Requirement - Please copy out all the data. Every detail stays the same.

[Stored dataset items]
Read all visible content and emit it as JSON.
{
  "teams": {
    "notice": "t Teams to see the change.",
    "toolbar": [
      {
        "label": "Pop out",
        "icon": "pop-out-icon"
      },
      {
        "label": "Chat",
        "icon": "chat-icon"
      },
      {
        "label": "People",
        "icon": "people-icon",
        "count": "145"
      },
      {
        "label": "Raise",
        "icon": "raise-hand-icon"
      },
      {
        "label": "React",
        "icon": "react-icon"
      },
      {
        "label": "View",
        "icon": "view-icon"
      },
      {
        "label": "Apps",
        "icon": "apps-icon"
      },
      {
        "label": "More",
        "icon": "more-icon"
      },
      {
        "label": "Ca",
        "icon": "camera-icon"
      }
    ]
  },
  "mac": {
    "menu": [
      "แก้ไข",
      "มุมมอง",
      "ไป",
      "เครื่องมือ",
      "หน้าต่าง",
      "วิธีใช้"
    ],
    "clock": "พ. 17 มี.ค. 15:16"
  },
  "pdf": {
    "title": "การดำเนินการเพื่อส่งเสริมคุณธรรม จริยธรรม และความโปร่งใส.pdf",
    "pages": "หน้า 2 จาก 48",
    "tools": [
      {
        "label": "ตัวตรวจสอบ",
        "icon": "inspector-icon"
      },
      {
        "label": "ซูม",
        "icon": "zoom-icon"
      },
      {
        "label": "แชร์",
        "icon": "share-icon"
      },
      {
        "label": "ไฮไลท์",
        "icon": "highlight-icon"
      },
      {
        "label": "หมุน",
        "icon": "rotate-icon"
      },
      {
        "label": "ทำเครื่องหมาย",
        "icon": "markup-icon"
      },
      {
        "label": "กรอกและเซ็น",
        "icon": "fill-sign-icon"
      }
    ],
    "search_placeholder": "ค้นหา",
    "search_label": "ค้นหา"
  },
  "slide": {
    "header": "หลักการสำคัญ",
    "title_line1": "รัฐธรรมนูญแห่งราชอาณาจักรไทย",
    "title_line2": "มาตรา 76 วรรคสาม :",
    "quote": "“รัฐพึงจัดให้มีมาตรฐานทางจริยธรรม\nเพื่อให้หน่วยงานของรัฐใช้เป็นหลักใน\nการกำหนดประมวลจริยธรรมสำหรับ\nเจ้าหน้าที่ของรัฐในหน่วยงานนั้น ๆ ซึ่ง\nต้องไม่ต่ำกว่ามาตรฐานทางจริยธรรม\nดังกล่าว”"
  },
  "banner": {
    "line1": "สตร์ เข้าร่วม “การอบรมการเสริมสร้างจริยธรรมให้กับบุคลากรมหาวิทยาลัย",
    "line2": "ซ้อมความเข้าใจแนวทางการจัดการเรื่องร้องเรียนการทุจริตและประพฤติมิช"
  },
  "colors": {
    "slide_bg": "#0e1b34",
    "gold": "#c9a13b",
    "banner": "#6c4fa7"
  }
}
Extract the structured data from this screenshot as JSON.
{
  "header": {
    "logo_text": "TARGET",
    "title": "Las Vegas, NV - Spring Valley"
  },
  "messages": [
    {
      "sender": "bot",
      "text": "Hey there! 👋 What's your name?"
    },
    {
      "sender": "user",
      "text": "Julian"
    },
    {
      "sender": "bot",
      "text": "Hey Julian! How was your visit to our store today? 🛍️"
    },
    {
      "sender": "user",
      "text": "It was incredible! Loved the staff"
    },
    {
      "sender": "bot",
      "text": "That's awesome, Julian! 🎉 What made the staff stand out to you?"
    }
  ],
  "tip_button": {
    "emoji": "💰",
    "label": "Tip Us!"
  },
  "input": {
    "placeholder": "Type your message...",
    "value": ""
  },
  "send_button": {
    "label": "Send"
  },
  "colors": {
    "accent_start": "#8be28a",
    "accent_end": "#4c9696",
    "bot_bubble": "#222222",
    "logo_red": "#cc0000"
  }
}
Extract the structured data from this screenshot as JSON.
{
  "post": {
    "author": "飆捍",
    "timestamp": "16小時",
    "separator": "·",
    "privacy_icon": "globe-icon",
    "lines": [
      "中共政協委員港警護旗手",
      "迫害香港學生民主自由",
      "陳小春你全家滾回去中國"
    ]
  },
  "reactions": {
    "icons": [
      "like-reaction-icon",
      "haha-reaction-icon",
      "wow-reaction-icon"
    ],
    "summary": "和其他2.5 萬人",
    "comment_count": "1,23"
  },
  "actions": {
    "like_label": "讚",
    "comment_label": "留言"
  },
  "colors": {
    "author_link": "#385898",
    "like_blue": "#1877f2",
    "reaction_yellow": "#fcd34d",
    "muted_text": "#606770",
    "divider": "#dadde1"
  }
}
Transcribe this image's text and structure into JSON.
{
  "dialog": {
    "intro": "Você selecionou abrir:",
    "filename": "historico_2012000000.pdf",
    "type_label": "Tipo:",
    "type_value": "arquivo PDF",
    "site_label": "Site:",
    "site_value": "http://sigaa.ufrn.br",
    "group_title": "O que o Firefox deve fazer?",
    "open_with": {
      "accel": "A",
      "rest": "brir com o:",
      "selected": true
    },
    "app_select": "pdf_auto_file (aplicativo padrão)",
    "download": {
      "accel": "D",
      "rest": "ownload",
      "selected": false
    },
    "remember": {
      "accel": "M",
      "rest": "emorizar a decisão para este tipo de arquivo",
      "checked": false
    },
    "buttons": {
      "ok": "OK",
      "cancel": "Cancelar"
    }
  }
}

Completed exercise -
Read all visible content and emit it as JSON.
{
  "teams": {
    "notice": "t Teams to see the change.",
    "toolbar": [
      {
        "label": "Pop out",
        "icon": "pop-out-icon"
      },
      {
        "label": "Chat",
        "icon": "chat-icon"
      },
      {
        "label": "People",
        "icon": "people-icon",
        "count": "145"
      },
      {
        "label": "Raise",
        "icon": "raise-hand-icon"
      },
      {
        "label": "React",
        "icon": "react-icon"
      },
      {
        "label": "View",
        "icon": "view-icon"
      },
      {
        "label": "Apps",
        "icon": "apps-icon"
      },
      {
        "label": "More",
        "icon": "more-icon"
      },
      {
        "label": "Ca",
        "icon": "camera-icon"
      }
    ]
  },
  "mac": {
    "menu": [
      "แก้ไข",
      "มุมมอง",
      "ไป",
      "เครื่องมือ",
      "หน้าต่าง",
      "วิธีใช้"
    ],
    "clock": "พ. 17 มี.ค. 15:16"
  },
  "pdf": {
    "title": "การดำเนินการเพื่อส่งเสริมคุณธรรม จริยธรรม และความโปร่งใส.pdf",
    "pages": "หน้า 2 จาก 48",
    "tools": [
      {
        "label": "ตัวตรวจสอบ",
        "icon": "inspector-icon"
      },
      {
        "label": "ซูม",
        "icon": "zoom-icon"
      },
      {
        "label": "แชร์",
        "icon": "share-icon"
      },
      {
        "label": "ไฮไลท์",
        "icon": "highlight-icon"
      },
      {
        "label": "หมุน",
        "icon": "rotate-icon"
      },
      {
        "label": "ทำเครื่องหมาย",
        "icon": "markup-icon"
      },
      {
        "label": "กรอกและเซ็น",
        "icon": "fill-sign-icon"
      }
    ],
    "search_placeholder": "ค้นหา",
    "search_label": "ค้นหา"
  },
  "slide": {
    "header": "หลักการสำคัญ",
    "title_line1": "รัฐธรรมนูญแห่งราชอาณาจักรไทย",
    "title_line2": "มาตรา 76 วรรคสาม :",
    "quote": "“รัฐพึงจัดให้มีมาตรฐานทางจริยธรรม\nเพื่อให้หน่วยงานของรัฐใช้เป็นหลักใน\nการกำหนดประมวลจริยธรรมสำหรับ\nเจ้าหน้าที่ของรัฐในหน่วยงานนั้น ๆ ซึ่ง\nต้องไม่ต่ำกว่ามาตรฐานทางจริยธรรม\nดังกล่าว”"
  },
  "banner": {
    "line1": "สตร์ เข้าร่วม “การอบรมการเสริมสร้างจริยธรรมให้กับบุคลากรมหาวิทยาลัย",
    "line2": "ซ้อมความเข้าใจแนวทางการจัดการเรื่องร้องเรียนการทุจริตและประพฤติมิช"
  },
  "colors": {
    "slide_bg": "#0e1b34",
    "gold": "#c9a13b",
    "banner": "#6c4fa7"
  }
}
Extract the structured data from this screenshot as JSON.
{
  "header": {
    "logo_text": "TARGET",
    "title": "Las Vegas, NV - Spring Valley"
  },
  "messages": [
    {
      "sender": "bot",
      "text": "Hey there! 👋 What's your name?"
    },
    {
      "sender": "user",
      "text": "Julian"
    },
    {
      "sender": "bot",
      "text": "Hey Julian! How was your visit to our store today? 🛍️"
    },
    {
      "sender": "user",
      "text": "It was incredible! Loved the staff"
    },
    {
      "sender": "bot",
      "text": "That's awesome, Julian! 🎉 What made the staff stand out to you?"
    }
  ],
  "tip_button": {
    "emoji": "💰",
    "label": "Tip Us!"
  },
  "input": {
    "placeholder": "Type your message...",
    "value": ""
  },
  "send_button": {
    "label": "Send"
  },
  "colors": {
    "accent_start": "#8be28a",
    "accent_end": "#4c9696",
    "bot_bubble": "#222222",
    "logo_red": "#cc0000"
  }
}
Extract the structured data from this screenshot as JSON.
{
  "post": {
    "author": "飆捍",
    "timestamp": "16小時",
    "separator": "·",
    "privacy_icon": "globe-icon",
    "lines": [
      "中共政協委員港警護旗手",
      "迫害香港學生民主自由",
      "陳小春你全家滾回去中國"
    ]
  },
  "reactions": {
    "icons": [
      "like-reaction-icon",
      "haha-reaction-icon",
      "wow-reaction-icon"
    ],
    "summary": "和其他2.5 萬人",
    "comment_count": "1,23"
  },
  "actions": {
    "like_label": "讚",
    "comment_label": "留言"
  },
  "colors": {
    "author_link": "#385898",
    "like_blue": "#1877f2",
    "reaction_yellow": "#fcd34d",
    "muted_text": "#606770",
    "divider": "#dadde1"
  }
}
Transcribe this image's text and structure into JSON.
{
  "dialog": {
    "intro": "Você selecionou abrir:",
    "filename": "historico_2012000000.pdf",
    "type_label": "Tipo:",
    "type_value": "arquivo PDF",
    "site_label": "Site:",
    "site_value": "http://sigaa.ufrn.br",
    "group_title": "O que o Firefox deve fazer?",
    "open_with": {
      "accel": "A",
      "rest": "brir com o:",
      "selected": true
    },
    "app_select": "pdf_auto_file (aplicativo padrão)",
    "download": {
      "accel": "D",
      "rest": "ownload",
      "selected": false
    },
    "remember": {
      "accel": "M",
      "rest": "emorizar a decisão para este tipo de arquivo",
      "checked": false
    },
    "buttons": {
      "ok": "OK",
      "cancel": "Cancelar"
    }
  }
}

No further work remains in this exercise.